Why You Shouldn't Bad Mouth Your Ex

Why You Shouldn’t Bad Mouth Your Ex

Our guest shrink pops by with her thoughts on why you shouldn’t badmouth your ex.

Psychological studies have found that divorce and romantic losses are up there with death and moving house as the most stressful life events. Despite the impact of a breakup much of the advice your friends and families will give you for dealing with one can seem infuriatingly cliché and unhelpful, such as “time heals” and “there are plenty more fish in the sea”. In the absence of sound advice and internal resources for coping, Bears run the risk of impulsively and defensively bad mouthing their ex. This is not dissimilar to gossiping which, like eating that second helping of chocolate cake, makes you feel good at the time but leaves you feeling sick in the long run. So how does a grief-stricken Bear effectively manage a heart break?

Phase One: Breaking the News

Typically both parties will attempt to do this in a way that preserves their dignity. Emotions experienced during the initial phase of a loss typically include shock, disbelief, anger and sadness. Some Bears might attempt to mitigate these intense emotions by contacting their ex’s friends and family outing them as a cheat, drug-addict or fraud. The writers were once witness to a Facebook photo uploaded by a recently-dumped Bear depicting his ex-girlfriend’s work roster ‘proving’ she was cheating on him. Needless to say the writers did not judge the ex-girlfriend, but rather, the jilted Bear*.

On another occasion the writers followed a soap drama-esque ‘Facebook Meltdown’ of a young woman publicly decrying her ex-boyfriend for leaving her for another woman. Amidst psychotic free association were cliché one-liners about “grass appearing greener on the other side” and metaphors about “gates not being open” should the dumper change his mind and want to “re-enter her paddock”. We aren’t sure if this was a reference to their relationship or her genitalia. If the latter, ‘paddock’ might go some way to explaining his waning interest. Her pitiful rants about how she had been wronged were supported by seemingly endless comments from her mother (and this was 2008 when middle aged people barely touched Facebook).

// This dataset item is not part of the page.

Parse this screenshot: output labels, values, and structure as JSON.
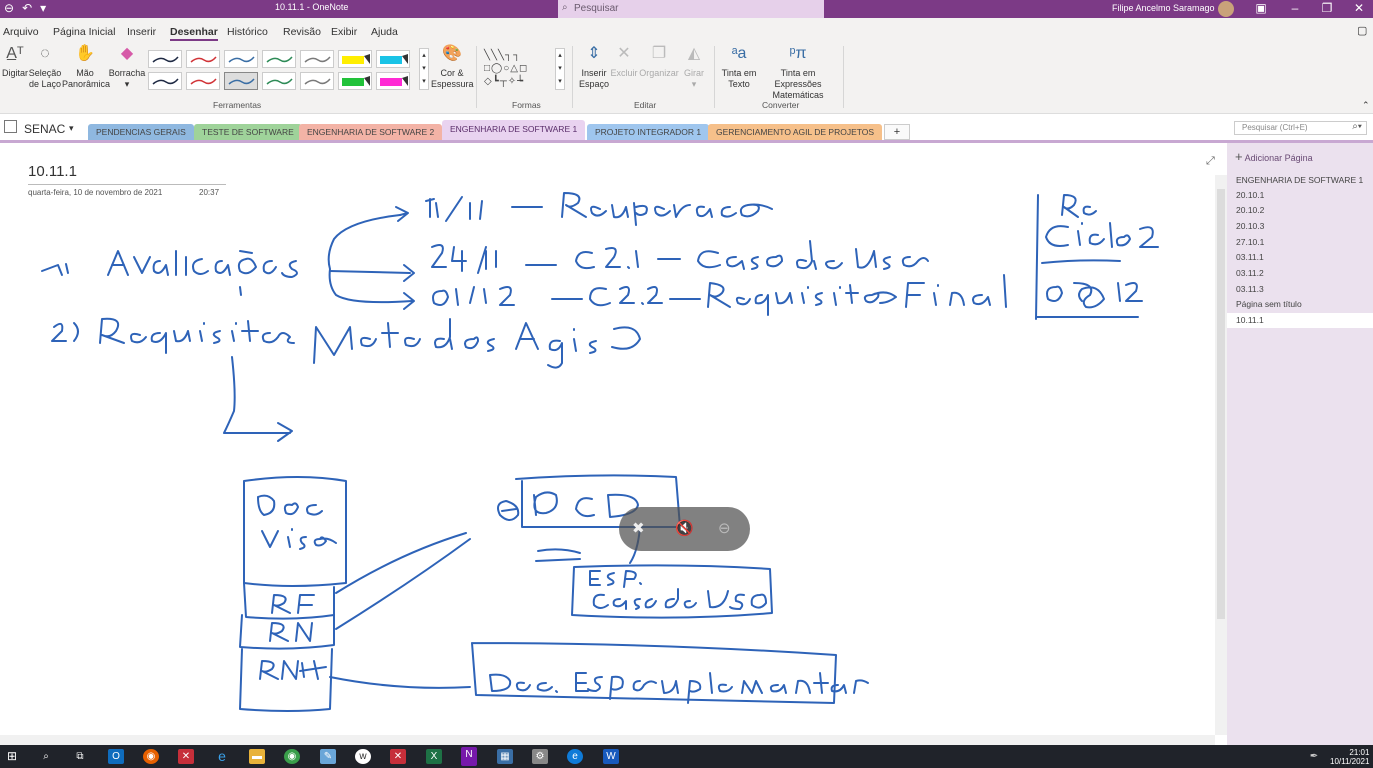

After about two months of muckraking the writers grew bored and unfriended her. In sum, reacting to a breakup by impulsively bad mouthing one’s ex reflects very badly on the person doing the bad mouthing and is not likely going to change people’s perceptions about the ex. This is because the information is secondhand and has been fired off from the hip and who hasn’t said something outlandish or untrue in the heat of the moment? The best way to break the news is to swiftly state that the relationship has ended and change the topic until you are in a better headspace to elaborate. You need not trot out the “it was mutual” line because it rarely is and people know this. Good friends will respect your privacy and will try to cheer you up by distracting you and having fun. Bad friends will pry and speculate behind your back.

Phase Two: Grieving

As the healing of time takes place Bears will begin to move toward accepting the breakup and incorporating it into their life. This may involve shifting the focus away from the personality traits and behaviours of the ex and onto their own role in the breakup. Bears may still feel the temptation to take a cheap shot at their ex during this process, perhaps as a way of signalling they are over their ex. Examples include sharing incriminating personal information about their ex such as nudes or details about their sexual prowess or criticising their new lover. This usually reflects poorly on the Bear because the Bear liked the person enough to go out with them in the first place. Such behaviours make the Bear look devious, mean and jealous. That said, the recent revelation by one of the writers that an ex-girlfriend had effectively doubled her weight during the relationship and didn’t understand that chocolate coated peanuts aren’t a healthy treat led to roars of laughter and in-jokes that have lasted weeks. Note that the revelation came several years later and was in the context of a conversation about gaining weight.

Rather than defensively defaulting to focussing on one’s own flaws or the negative traits and behaviours of their exes, Bears are encouraged to take a self-compassionate approach to grieving. This might involve writing oneself or one’s ex an ‘unsent letter’ detailing their experience in, and now outside, the relationship including things they liked and did not like about their time together. Self-compassion can include doing something kind and nurturing for oneself and for another like running a bath, cooking a healthy meal or going for a pleasant walk. Meditating and paying attention to the present moment on purpose will help reduce obsessional thoughts about the past and future that usually come with a breakup and will help the person come back into awareness of the fullness of who they are. Positive self-talk and mantras can also help one nurture oneself through a breakup especially since we tend to beat ourselves up even more than usual when we are going through one.

You can learn more about self-compassion by watching this interview with psychologist, Tara Brach: http://mindfulinmay.us4.list-manage.com/track/click?u=af2dac78b0ce3fb2dda67e6cf&id=970d069c1a&e=e689e27eb0

Remember, living well is the best revenge.
*ok…we might have sniggered a little about her dalliances with several co-workers in a hospital bed